Wall Mount Antennas
Panel Antennas are typically used as wall mount antennas. Panel Antennas have higher gains and radiate at a smaller angle than the Dome antenna. Use when you want a more focused signal radiated a longer distance. Dome antennas can also be used as a wall mount antenna for applications requiring wider, shorter coverage.
The cellular amplifier is the heart of the repeater system. It takes the outside signal, amplifies it then rebroadcasts the signal through the system's inside antenna. A few key factors on amplifiers are:
Amplifier Gain is used as a relative measure of improved cellular coverage area inside. The higher the gain, the more area is typically covered. If one amplifier has 3db gain more than another amplifier, the amplifier with 3db more gain will cover roughly twice the area. So why don't you just purchase the booster with the highest gain? Cost and antenna separation requirements. It's important to note that the higher the gain, the more separation distance required between the inside and outside antenna (Read more in "Oscillation Control" below).
The output power of an amplifier can be used as a relative measure of power when communicating with your service provider's tower. Higher power is not necessarily better. The power required is just enough to get the necessary coverage inside and not negatively affect a service provider's tower and knock other customers off (read "Oscillation Control" below). The maximum power allowed with the US is 3 watts. A good cellular amplifier will have oscillation control and will monitor the power of the amplifier to and from a tower.
The cell amplifier used must match the frequency used by your service provider. Most US cellular service providers use wireless networks that are within 800MHz or 1900MHz frequency ranges. For 4G, carriers may use different frequencies. For example, AT&T and Verizon may use 700MHz for their 4G LTE service. T-Mobile may use 1700/2100MHz for their 4G.

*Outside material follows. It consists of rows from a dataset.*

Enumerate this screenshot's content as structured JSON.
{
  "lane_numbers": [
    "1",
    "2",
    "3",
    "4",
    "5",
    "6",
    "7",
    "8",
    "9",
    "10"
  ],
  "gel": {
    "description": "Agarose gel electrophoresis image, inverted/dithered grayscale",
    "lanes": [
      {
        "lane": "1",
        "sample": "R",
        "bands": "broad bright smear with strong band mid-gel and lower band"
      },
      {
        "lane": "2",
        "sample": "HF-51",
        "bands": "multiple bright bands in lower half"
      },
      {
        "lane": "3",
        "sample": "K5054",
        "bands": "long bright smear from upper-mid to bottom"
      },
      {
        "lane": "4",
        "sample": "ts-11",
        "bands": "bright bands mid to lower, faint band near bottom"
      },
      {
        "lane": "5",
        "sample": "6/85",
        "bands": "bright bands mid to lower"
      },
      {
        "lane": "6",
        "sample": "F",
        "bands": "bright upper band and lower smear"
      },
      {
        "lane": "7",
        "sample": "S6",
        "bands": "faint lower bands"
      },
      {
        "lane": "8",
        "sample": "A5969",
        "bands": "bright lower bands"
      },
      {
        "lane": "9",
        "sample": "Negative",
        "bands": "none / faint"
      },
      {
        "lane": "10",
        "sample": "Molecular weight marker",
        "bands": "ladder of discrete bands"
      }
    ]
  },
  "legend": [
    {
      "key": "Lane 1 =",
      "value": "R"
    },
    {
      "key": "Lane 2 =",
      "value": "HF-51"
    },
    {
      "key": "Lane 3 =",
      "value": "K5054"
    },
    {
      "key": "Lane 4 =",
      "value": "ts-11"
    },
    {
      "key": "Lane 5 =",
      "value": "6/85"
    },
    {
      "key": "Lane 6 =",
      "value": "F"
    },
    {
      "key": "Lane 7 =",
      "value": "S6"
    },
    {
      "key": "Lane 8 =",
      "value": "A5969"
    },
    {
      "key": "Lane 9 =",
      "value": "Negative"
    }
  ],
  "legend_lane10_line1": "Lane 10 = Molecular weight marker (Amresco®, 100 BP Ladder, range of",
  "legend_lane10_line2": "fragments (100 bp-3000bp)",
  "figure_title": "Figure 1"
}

Many countries outside the US use 900MHz, 1800MHz, and 2100MHz. Sometimes a service provider will use different frequencies for cell phones and mobile internet data.
Multiple band amplifiers are available to cover 800MHz and 1900MHz. Some systems will also include 4G frequencies like 700Mhz. They are more convenient as they will include various services.
Signal oscillation occurs when the inside antenna signal contacts the outside antenna. Instead of the outside antenna getting a signal a service providers tower, the two repeater system antennas communicate with each other.
IMPORTANT WARNING: Oscillation control is imperative to your repeater system setup. Cellular amplifiers, if not manufactured or installed correctly, can interfere with a service provider's towers and adversely affect the service to other users of the tower. It's imperative that a system have oscillation control to avoid this interference.
Tech Tip - Antenna Separation
For a successful installation, it's critical that minimum required separation distance be maintained between the inside and outside antennas. If the two antennas (outside and inside) are too close, oscillation (or feedback) will occur. The power booster should then automatically reduce power or shut down entirely to protect the cellular network from interference. Always read the install guide, and if you have any questions about required separation distance between antennas, contact us.